I feel that Chasing Ghosts has seen the band progress toward a more hardcore sound, though this hasn’t left behind lighter fans, Ahren Stringer’s vocals are as prominent as ever in their music. If you’re a The Amity Affliction fan, you won’t need convincing to like this album. For those who haven’t discovered them yet, you’ll find this album one of the easiest to engage with; the achievement of a multifaceted bond of harmony and aggression will surprise you.
‘Chasing Ghosts’ is an seductive song which gives you the taste for the album, and makes you want more. That isn’t to say that the album is repetitious or all alike to the opening track, it’s like the first delicious entrée of a ten course meal. Each song and the album as a whole can definitely be compared to 5-star dining. ‘Life Underground’ and ‘Open Letter’ are addictive and personal, and far too easy to get stuck in your head.
Overall the album is a brilliant product of Australian musicians. It is cool and firm in nature, and easily a favourite. I can’t wait for the live show.
See www.theamityaffliction.net for tour dates and to buy tickets.
Brimming with fresh ideas, beats and “metronomic braille”, Melbourne rapper One Sixth’s debut album titled Electronic Mail is a recent product of Pang Productions. The album is a great recontextualisation of the rap genre, even from the first 30 seconds of the first track, it’s clear that Sixth is capturing the contemporary technological age we live in through his music. This record is far from a amateur EP – I definitely feel like I’ve been listening to a well-established rapper in his prime.
While the record maintains an effective, though possibly restrictive focus on the digital age, Sixth’s execution of his beliefs and his perspective is addictive.
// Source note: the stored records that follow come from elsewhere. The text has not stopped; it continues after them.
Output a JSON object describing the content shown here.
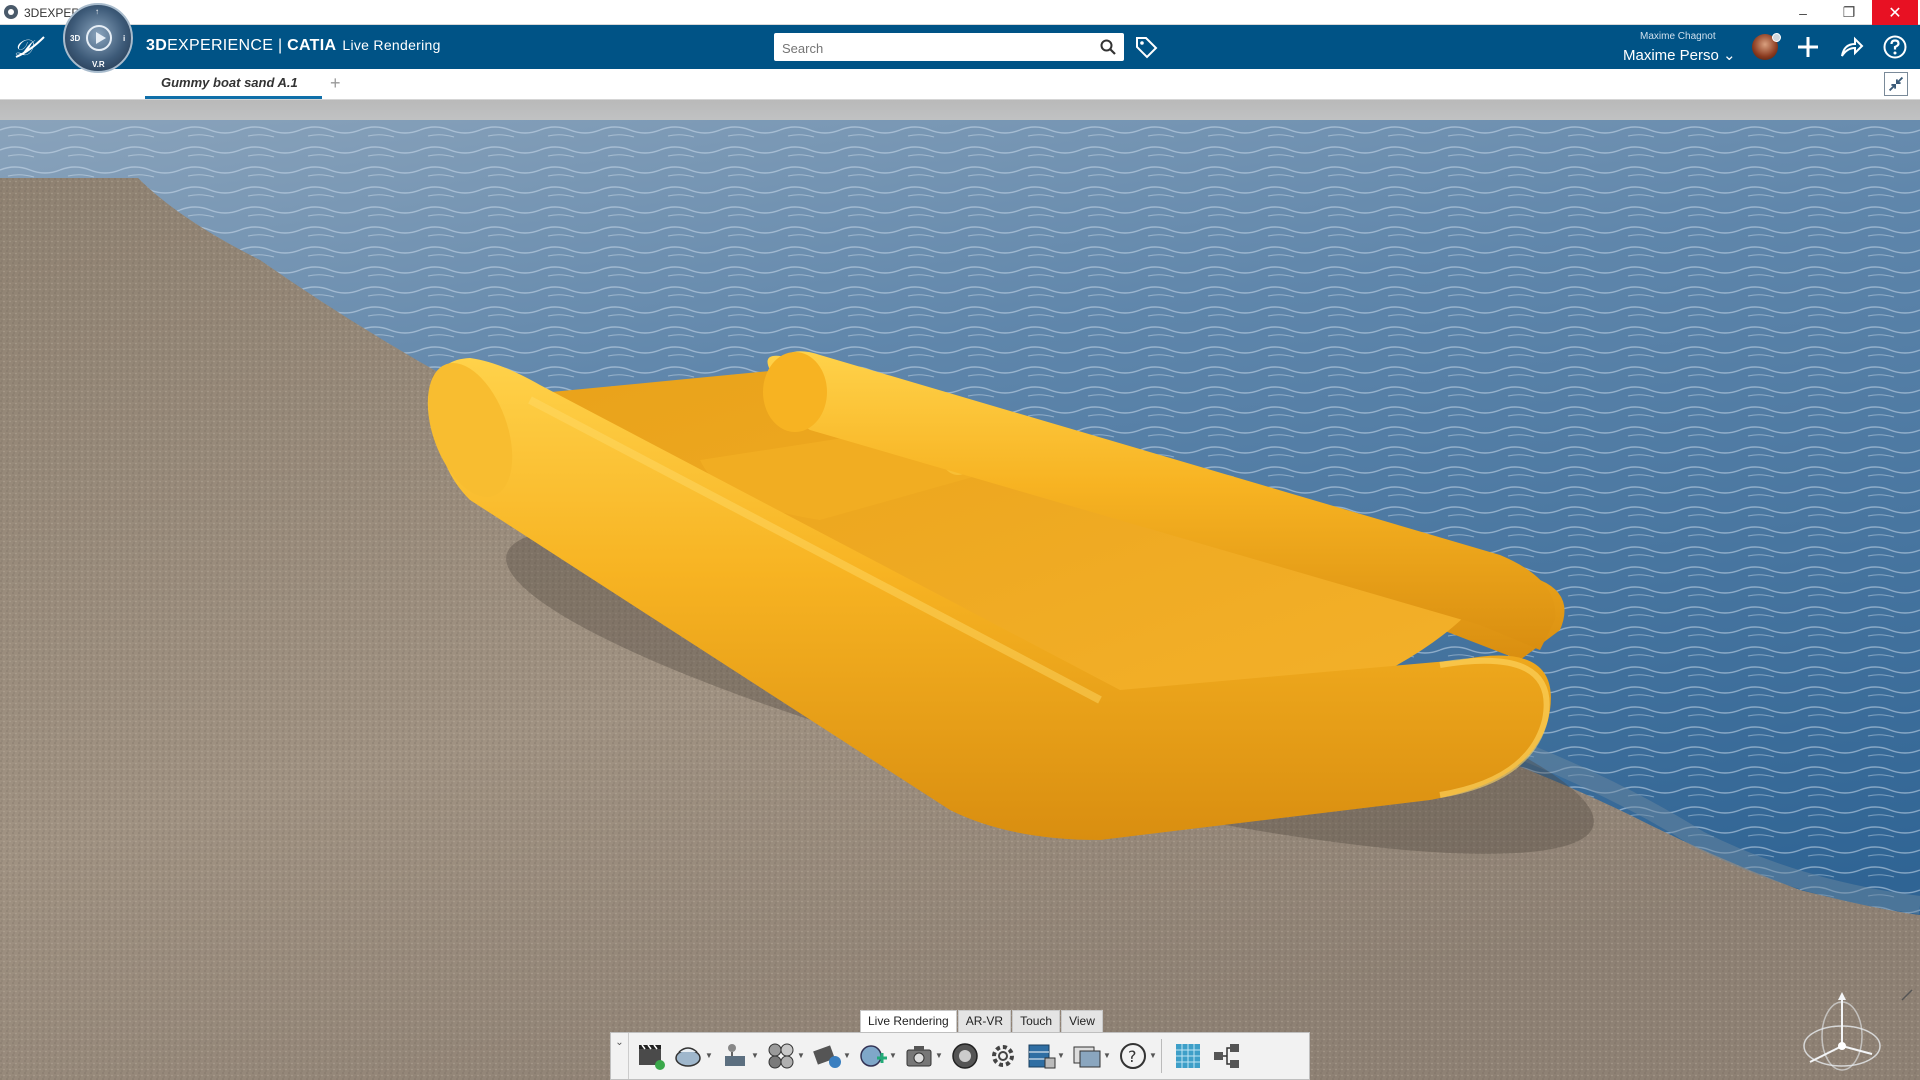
{
  "window": {
    "title": "3DEXPERIENCE",
    "minimize": "–",
    "restore": "❐",
    "close": "✕"
  },
  "header": {
    "brand_bold": "3D",
    "brand_rest": "EXPERIENCE | ",
    "brand_catia": "CATIA",
    "app_name": "Live Rendering",
    "compass_labels": {
      "top": "↑",
      "left": "3D",
      "right": "i",
      "bottom": "V.R"
    },
    "search_placeholder": "Search",
    "user_subtitle": "Maxime Chagnot",
    "user_name": "Maxime Perso ⌄",
    "accent_color": "#005386"
  },
  "tabs": {
    "items": [
      {
        "label": "Gummy boat sand A.1",
        "active": true
      }
    ],
    "add_label": "+"
  },
  "action_bar": {
    "tabs": [
      {
        "label": "Live Rendering",
        "active": true
      },
      {
        "label": "AR-VR",
        "active": false
      },
      {
        "label": "Touch",
        "active": false
      },
      {
        "label": "View",
        "active": false
      }
    ],
    "collapse_label": "⌄",
    "tools": [
      "render-video-icon",
      "environment-icon",
      "lighting-icon",
      "materials-icon",
      "camera-object-icon",
      "add-camera-icon",
      "capture-icon",
      "shutter-icon",
      "settings-icon",
      "database-icon",
      "image-gallery-icon",
      "help-icon",
      "ground-grid-icon",
      "structure-icon"
    ]
  },
  "scene": {
    "sky_color": "#c2c4c6",
    "water_color": "#3f6f9e",
    "sand_color": "#9a8c7c",
    "boat_color": "#f2b01f"
  }
}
This tight lyrical scope has been well explored throughout the album, almost to it’s extent, though some tracks seem to use technical jargon out of context, for example ‘#http’. While it is an innovative idea to use as much as possible to make more complex rhymes, anyone with limited technical knowledge can see where terms are used for the sake of including them.
In saying that, I don’t believe that this will be deconstructive to the album. One Sixth’s execution of his lyrics is brilliant, and it’s backed with music that seems to incorporate all kinds of audio (from old school scratching to futuristic electro) yet still maintains a contemporary focus. This is a feat in itself, for any rapper let alone a debut artist.
This album represents an innovative and fresh outlook from the Melbourne rap scene, and I look forward to hearing more from One Sixth.